Task statement:
The lines to copy from the listing below are those that contain the string "Kubernetes".

++++++++++++++++++++

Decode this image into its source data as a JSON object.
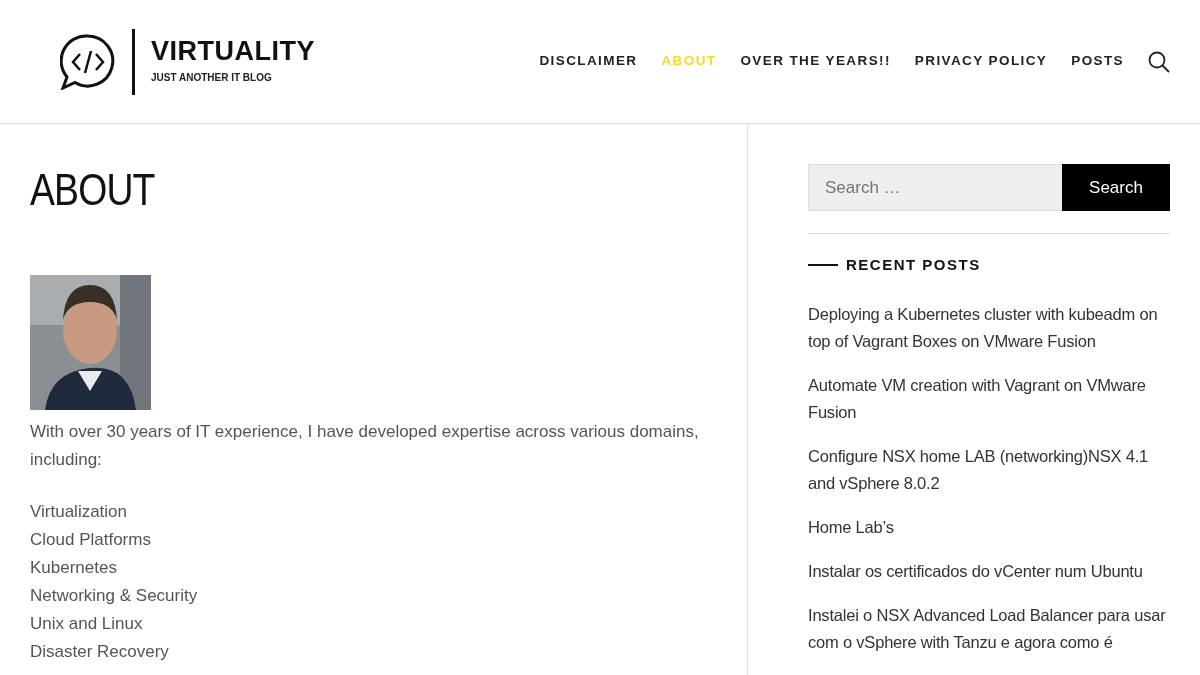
{
  "site": {
    "title": "VIRTUALITY",
    "tagline": "JUST ANOTHER IT BLOG"
  },
  "nav": [
    {
      "label": "DISCLAIMER",
      "selected": false
    },
    {
      "label": "ABOUT",
      "selected": true
    },
    {
      "label": "OVER THE YEARS!!",
      "selected": false
    },
    {
      "label": "PRIVACY POLICY",
      "selected": false
    },
    {
      "label": "POSTS",
      "selected": false
    }
  ],
  "page": {
    "title": "ABOUT",
    "intro": "With over 30 years of IT experience, I have developed expertise across various domains, including:",
    "domains": [
      "Virtualization",
      "Cloud Platforms",
      "Kubernetes",
      "Networking & Security",
      "Unix and Linux",
      "Disaster Recovery"
    ]
  },
  "sidebar": {
    "search": {
      "placeholder": "Search …",
      "button": "Search"
    },
    "recent_title": "RECENT POSTS",
    "recent_posts": [
      "Deploying a Kubernetes cluster with kubeadm on top of Vagrant Boxes on VMware Fusion",
      "Automate VM creation with Vagrant on VMware Fusion",
      "Configure NSX home LAB (networking)NSX 4.1 and vSphere 8.0.2",
      "Home Lab’s",
      "Instalar os certificados do vCenter num Ubuntu",
      "Instalei o NSX Advanced Load Balancer para usar com o vSphere with Tanzu e agora como é"
    ]
  }
}
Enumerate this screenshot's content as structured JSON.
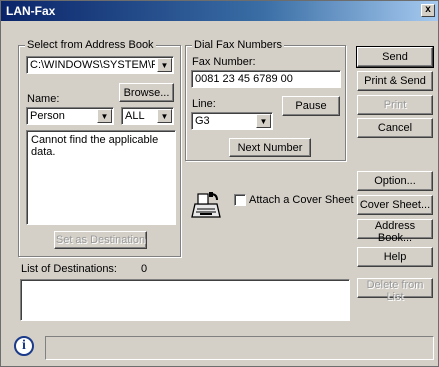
{
  "window": {
    "title": "LAN-Fax",
    "close_glyph": "x"
  },
  "address_book": {
    "legend": "Select from Address Book",
    "path_value": "C:\\WINDOWS\\SYSTEM\\FXD\\",
    "browse_label": "Browse...",
    "name_label": "Name:",
    "name_value": "Person",
    "filter_value": "ALL",
    "list_message": "Cannot find the applicable data.",
    "set_destination_label": "Set as Destination"
  },
  "dial": {
    "legend": "Dial Fax Numbers",
    "fax_number_label": "Fax Number:",
    "fax_number_value": "0081 23 45 6789 00",
    "line_label": "Line:",
    "line_value": "G3",
    "pause_label": "Pause",
    "next_number_label": "Next Number"
  },
  "cover_sheet": {
    "checkbox_label": "Attach a Cover Sheet",
    "icon": "fax-machine-icon"
  },
  "actions": {
    "send": "Send",
    "print_send": "Print & Send",
    "print": "Print",
    "cancel": "Cancel",
    "option": "Option...",
    "cover_sheet": "Cover Sheet...",
    "address_book": "Address Book...",
    "help": "Help",
    "delete_from_list": "Delete from List"
  },
  "destinations": {
    "label": "List of Destinations:",
    "count": "0"
  },
  "status": {
    "icon": "info-icon",
    "glyph": "i"
  }
}
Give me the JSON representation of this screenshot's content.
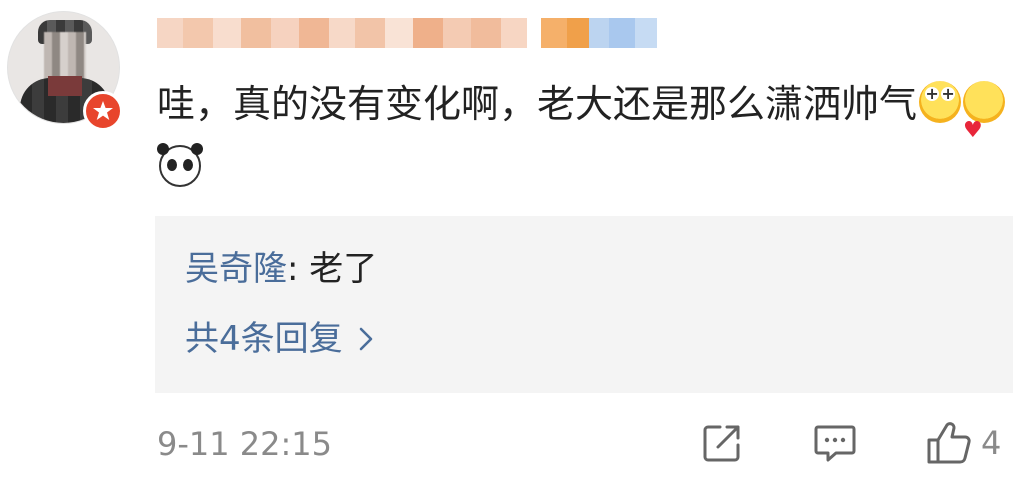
{
  "comment": {
    "username": "",
    "text": "哇，真的没有变化啊，老大还是那么潇洒帅气",
    "emojis": [
      "star-eyes-emoji",
      "heart-face-emoji",
      "panda-emoji"
    ],
    "timestamp": "9-11 22:15",
    "like_count": "4"
  },
  "reply_preview": {
    "author": "吴奇隆",
    "separator": ": ",
    "content": "老了",
    "more_label": "共4条回复",
    "more_chevron": "›"
  },
  "icons": {
    "badge": "vip-badge-icon",
    "share": "share-icon",
    "reply": "comment-icon",
    "like": "thumbs-up-icon"
  },
  "colors": {
    "link": "#4a6d9a",
    "badge": "#e8452c",
    "reply_bg": "#f4f4f4",
    "meta": "#8a8a8a"
  }
}
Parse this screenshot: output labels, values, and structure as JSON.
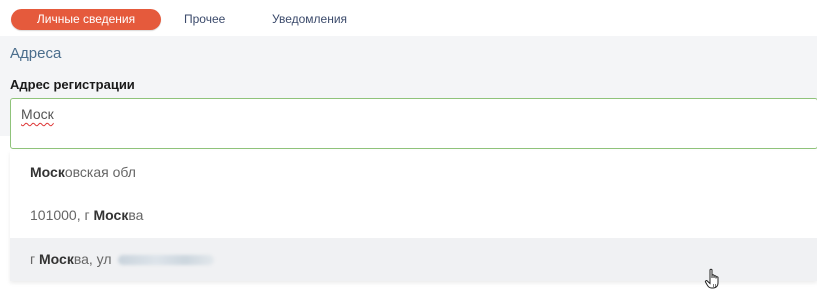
{
  "tabs": [
    {
      "label": "Личные сведения",
      "active": true
    },
    {
      "label": "Прочее",
      "active": false
    },
    {
      "label": "Уведомления",
      "active": false
    }
  ],
  "section": {
    "title": "Адреса"
  },
  "registration_address": {
    "label": "Адрес регистрации",
    "value": "Моск"
  },
  "suggestions": [
    {
      "match": "Моск",
      "rest": "овская обл",
      "prefix": ""
    },
    {
      "prefix": "101000, г ",
      "match": "Моск",
      "rest": "ва"
    },
    {
      "prefix": "г ",
      "match": "Моск",
      "rest": "ва, ул",
      "redacted": true
    }
  ],
  "colors": {
    "active_tab": "#e55a3c",
    "input_border": "#8fc37a",
    "section_title": "#4a6d8c",
    "highlight_row": "#f0f1f3"
  },
  "icons": {
    "cursor": "hand-pointer-icon"
  }
}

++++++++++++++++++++

Answer:
      "Kubernetes",
      "Deploying a Kubernetes cluster with kubeadm on top of Vagrant Boxes on VMware Fusion",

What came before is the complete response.